Under a memorandum of understanding, the leader in the American portable computer market, TOSHIBA CORP., will team up with the originator of the Java programming language, SUN MICROSYSTEMS, INC., to develop a mobile network computer system. By adapting Java to the mobile market and drawing on Toshiba's expertise in the hardware end of this business, the prospective partners hope to bring greater flexibility to the work of road warriors. For example, sales people in the field could check the status of orders or place orders from a handheld terminal. Although the main target of the collaboration apparently is Japan, Toshiba and Sun Microsystems initially will gear their work to the U.S. market. Toshiba released its first Java-based network computer at home in January.
The customer support center FUJITSU PC CORP. opened last fall in Memphis, Tennessee (see Japan-U.S. Business Report No. 338, November 1997, p. 2) has a new neighbor, a product configuration center. The Milpitas, California company initially is using the facility to configure its LifeBook series of notebook computers and install software. By midyear, however, the product configuration center will add build-to-order capabilities. That will allow LifeBook buyers to specify for their machines operating system, processor speed, pointing device, screen size and type, hard drive and memory size. Fujitsu PC's goal is to ship out products within 48 hours of receiving orders.

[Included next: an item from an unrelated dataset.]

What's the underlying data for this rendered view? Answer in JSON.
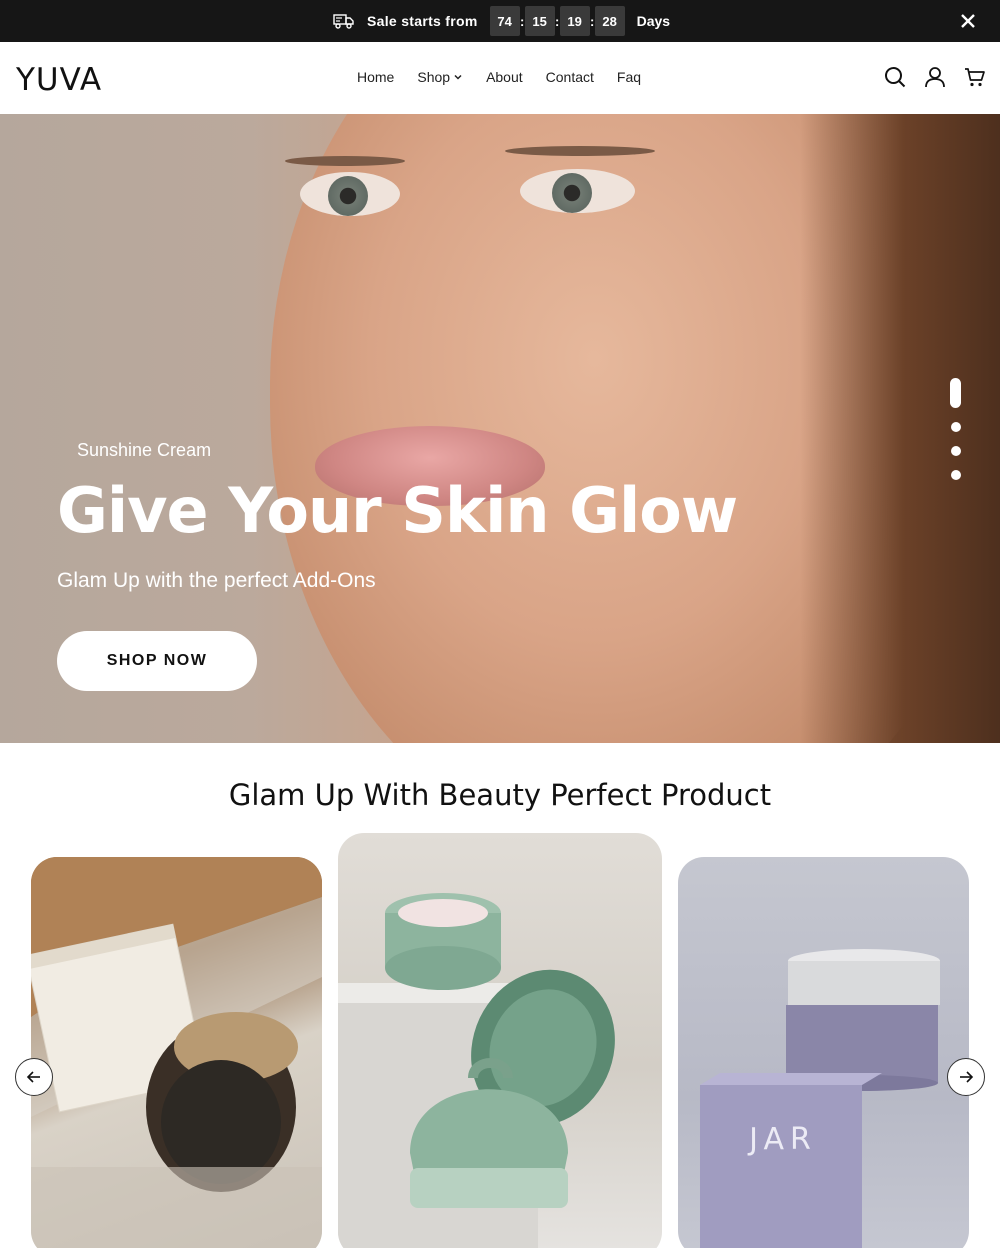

Convinced that many Americans want a computer simply to write and communicate rather than compute, BROTHER INDUSTRIES, LTD.'s Somerset, New Jersey subsidiary introduced the Geobook NB-80C laptop. For $800, or about half what a standard low-end notebook costs, buyers gain access to the World Wide Web, the Internet, electronic mail, calendars, spreadsheets and address books via a machine with a 33-kilobit modem, a 1.44-megabyte floppy drive, a full-size keyboard and a color VGA (video graphics array) 10.4-inch display. The pricing differential primarily reflects the fact that the Geobook does not use the Windows operating system, which eliminates the need for a hard drive and an expensive processor.
Hoping that lower prices will jump-start sales of its notebook computers, Milpitas, California-based HITACHI PC CORP. lowered prices on five of its models by as much as 20 percent. Covered by the cuts were the high-end VisionBook Pro 7580 and 7590, the VisionBook Plus 5260 and 5280 value notebooks and the VisionBook Traveler mininotebook. The least-expensive VisionBook now starts at just under $1,600.
HITACHI, LTD. also is trying to gain an early lead in the emerging U.S. market for handheld personal computers running Windows CE 2.0. Its HITACHI HOME ELECTRONICS (AMERICA), INC. subsidiary has on the market what is said to be the first color unit with an oversized screen (8.1 inches measured diagonally) and a desktop-like 74-key keyboard. The $1,000 or so HPW-200EC, which weighs less than 2 pounds with its battery pack, is powered by a 100-megahertz version of the Hitachi SuperH SH3 32-bit RISC (reduced instruction-set computing) processor. Hitachi Home Electronics also is marketing a new monochrome handheld PC, the HPW- 20E8M, for around $600.
Smart cards and flash memory now are used predominantly in digital cameras and personal digital assistants. TOSHIBA CORP. and FISCHER INTERNATIONAL SYSTEMS CORP. of Naples, Florida plan to bring this technology to PCs. They formed SMARTDISK CORP., also headquartered in Naples, to make and market an adapter that allows any PC with a floppy drive to read and write data to and from Toshiba's SmartMedia flash memory cards and smart cards. The Smarty smart card reader/writer and the FlashPath SmartMedia reader/writer will be manufactured in the United States and the Philippines for worldwide sale. Both products have the same dimensions as a floppy disk and work from a floppy drive. Fischer is providing the technology for the adapters, while Toshiba is contributing its manufacturing expertise and international marketing presence. Toshiba currently has a 40 percent interest in SmartDisk, which started up with a staff of 30, but it expects to bring in other Japanese investors.
As part of a strategic alliance, audio equipment manufacturer AIWA CO., LTD. invested an undisclosed amount in CASTLEWOOD SYSTEMS, INC., the developer of the ORB removable disk drive. Incorporating new magnetoresistive head technology, the drive has a storage capacity of 2.16 gigabytes and a sustained data transfer rate of 12.2 megabytes per second, which is claimed to be the fastest speed of any removable media product now available. The Pleasanton, California company will begin shipping four versions of its ORB drive this spring. The two external configurations will be priced around $200 each, while the 2.16-gigabyte disk will go for $30 or so.
An exchange rate of ¥129=$1.00 was used in this report.